Project Co-Principal Investigators: Dr. James Powers, MD
Academic and Medical Center Partners: Vanderbilt School of Nursing, Nashville Veteran Administration and Meharry Medical College
Community Agency Partners: AgeWell Middle Tennessee (formerly Council on Aging of Middle Tennessee), Richland Place Health Center, Honoring Choices, Tennessee, Knowles Home Assisted Living Facility and Alzheimer's
Funding Source: HRSA
Description: The Middle TN GWEP combines the expertise of Vanderbilt University Medical Center, Vanderbilt School of Nursing, the Nashville Veterans Administration, Meharry Medical College and numerous community agencies dedicated to the welfare of older Tennesseans. Middle TN GWEP partners have a history of collaboration to address critical needs in geriatric healthcare. The work plan includes 11 quality improvement projects within six topic areas: (1) Alzheimer’s Disease and Related Dementias (ADRD) caregiver support and education; (2) Patient and provider education on substance use disorder and screening for risk of opioid misuse (3) Advance Care Planning within a Medical-Legal Partnership and public outreach and education on advance directives with Honoring Choices® Tennessee; (4) Reduction of potentially inappropriate medications among targeted patient populations; 5) Reduction of all-cause 30 – day hospital readmissions among targeted patient populations; and, (6) Increasing the number of Falls Risk Assessments.
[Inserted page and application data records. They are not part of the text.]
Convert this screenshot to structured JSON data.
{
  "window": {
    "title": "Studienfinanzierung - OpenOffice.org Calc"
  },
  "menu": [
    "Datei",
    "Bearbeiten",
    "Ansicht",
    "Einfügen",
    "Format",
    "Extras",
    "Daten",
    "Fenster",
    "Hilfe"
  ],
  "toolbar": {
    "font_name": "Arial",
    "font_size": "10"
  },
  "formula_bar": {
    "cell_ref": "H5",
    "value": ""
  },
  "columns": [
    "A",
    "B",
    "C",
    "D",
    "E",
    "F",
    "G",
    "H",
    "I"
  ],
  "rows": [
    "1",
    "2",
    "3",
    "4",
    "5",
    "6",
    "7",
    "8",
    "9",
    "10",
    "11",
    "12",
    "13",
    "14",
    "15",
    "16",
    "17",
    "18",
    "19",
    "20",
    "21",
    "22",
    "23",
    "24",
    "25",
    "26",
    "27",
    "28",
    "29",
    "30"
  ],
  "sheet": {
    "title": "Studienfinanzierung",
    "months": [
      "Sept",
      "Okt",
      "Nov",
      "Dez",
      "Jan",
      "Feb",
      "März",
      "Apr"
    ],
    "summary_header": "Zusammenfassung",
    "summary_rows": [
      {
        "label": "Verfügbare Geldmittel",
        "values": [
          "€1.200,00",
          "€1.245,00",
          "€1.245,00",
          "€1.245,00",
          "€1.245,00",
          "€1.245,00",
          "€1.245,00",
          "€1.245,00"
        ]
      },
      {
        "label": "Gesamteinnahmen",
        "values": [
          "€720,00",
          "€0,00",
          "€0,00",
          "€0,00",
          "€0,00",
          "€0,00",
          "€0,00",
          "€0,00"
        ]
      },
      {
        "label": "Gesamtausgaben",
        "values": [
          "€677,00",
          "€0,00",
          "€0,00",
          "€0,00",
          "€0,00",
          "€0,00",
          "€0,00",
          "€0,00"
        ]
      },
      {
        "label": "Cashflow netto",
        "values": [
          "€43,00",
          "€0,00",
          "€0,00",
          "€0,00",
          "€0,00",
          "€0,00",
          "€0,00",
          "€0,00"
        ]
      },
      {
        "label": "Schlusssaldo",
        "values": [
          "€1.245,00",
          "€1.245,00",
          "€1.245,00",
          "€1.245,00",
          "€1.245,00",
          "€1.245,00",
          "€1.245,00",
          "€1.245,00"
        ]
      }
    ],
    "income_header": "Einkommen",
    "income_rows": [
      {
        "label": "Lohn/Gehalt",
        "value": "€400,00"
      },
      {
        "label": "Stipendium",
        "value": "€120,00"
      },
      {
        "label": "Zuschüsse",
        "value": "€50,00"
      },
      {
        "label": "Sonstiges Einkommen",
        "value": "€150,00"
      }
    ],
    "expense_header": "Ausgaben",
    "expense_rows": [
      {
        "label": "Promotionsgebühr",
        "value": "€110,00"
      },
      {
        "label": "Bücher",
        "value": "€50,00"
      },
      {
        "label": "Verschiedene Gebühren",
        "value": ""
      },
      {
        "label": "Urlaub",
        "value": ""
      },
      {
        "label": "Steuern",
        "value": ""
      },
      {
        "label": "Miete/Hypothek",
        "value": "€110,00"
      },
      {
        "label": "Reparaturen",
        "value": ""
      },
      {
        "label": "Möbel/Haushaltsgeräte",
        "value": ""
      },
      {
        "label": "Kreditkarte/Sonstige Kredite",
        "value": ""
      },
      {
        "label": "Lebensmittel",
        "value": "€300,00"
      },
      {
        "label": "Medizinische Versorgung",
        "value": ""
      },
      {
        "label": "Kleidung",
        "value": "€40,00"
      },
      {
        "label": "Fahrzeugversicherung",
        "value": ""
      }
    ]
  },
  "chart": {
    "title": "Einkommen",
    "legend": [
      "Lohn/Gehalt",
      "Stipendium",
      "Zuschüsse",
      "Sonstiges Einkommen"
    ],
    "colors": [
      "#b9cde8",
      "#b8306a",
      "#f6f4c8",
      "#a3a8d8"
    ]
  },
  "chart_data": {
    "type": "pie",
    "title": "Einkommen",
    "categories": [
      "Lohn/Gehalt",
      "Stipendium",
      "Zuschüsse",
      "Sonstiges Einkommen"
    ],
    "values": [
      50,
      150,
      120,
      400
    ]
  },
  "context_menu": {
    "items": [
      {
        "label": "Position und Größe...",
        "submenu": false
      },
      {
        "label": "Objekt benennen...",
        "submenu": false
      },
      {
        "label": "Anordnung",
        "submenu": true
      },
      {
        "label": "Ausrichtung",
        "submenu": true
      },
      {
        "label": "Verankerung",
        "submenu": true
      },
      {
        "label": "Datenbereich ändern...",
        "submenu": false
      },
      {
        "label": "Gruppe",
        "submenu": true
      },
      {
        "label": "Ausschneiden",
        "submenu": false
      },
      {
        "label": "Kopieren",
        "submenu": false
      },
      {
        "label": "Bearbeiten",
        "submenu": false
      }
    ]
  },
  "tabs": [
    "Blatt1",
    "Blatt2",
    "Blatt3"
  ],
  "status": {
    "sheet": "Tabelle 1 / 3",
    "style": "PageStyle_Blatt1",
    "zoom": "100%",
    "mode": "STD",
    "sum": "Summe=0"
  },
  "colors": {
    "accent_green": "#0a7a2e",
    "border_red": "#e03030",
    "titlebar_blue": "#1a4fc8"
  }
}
Feeding Assistance for Persons with Dementia: Training Modules for Professional and Family Caregivers
Principal Investigator: Sandra Simmons, PhD
Funding Source: The Allen Foundation
Sub-Contract: Abe’s Garden
Description: The Allen Foundation funded the development and dissemination of a series of nutrition education and training videos for professional and family caregivers. Video content includes feeding assistance care techniques to encourage food and fluid intake among older adults with dementia. Techniques are evidence-based and designed to enhance independence in eating, dignity and choice. Researchers partner with local dementia care facility, Abe’s Garden, to develop and distribute the videos to dementia care providers within the community.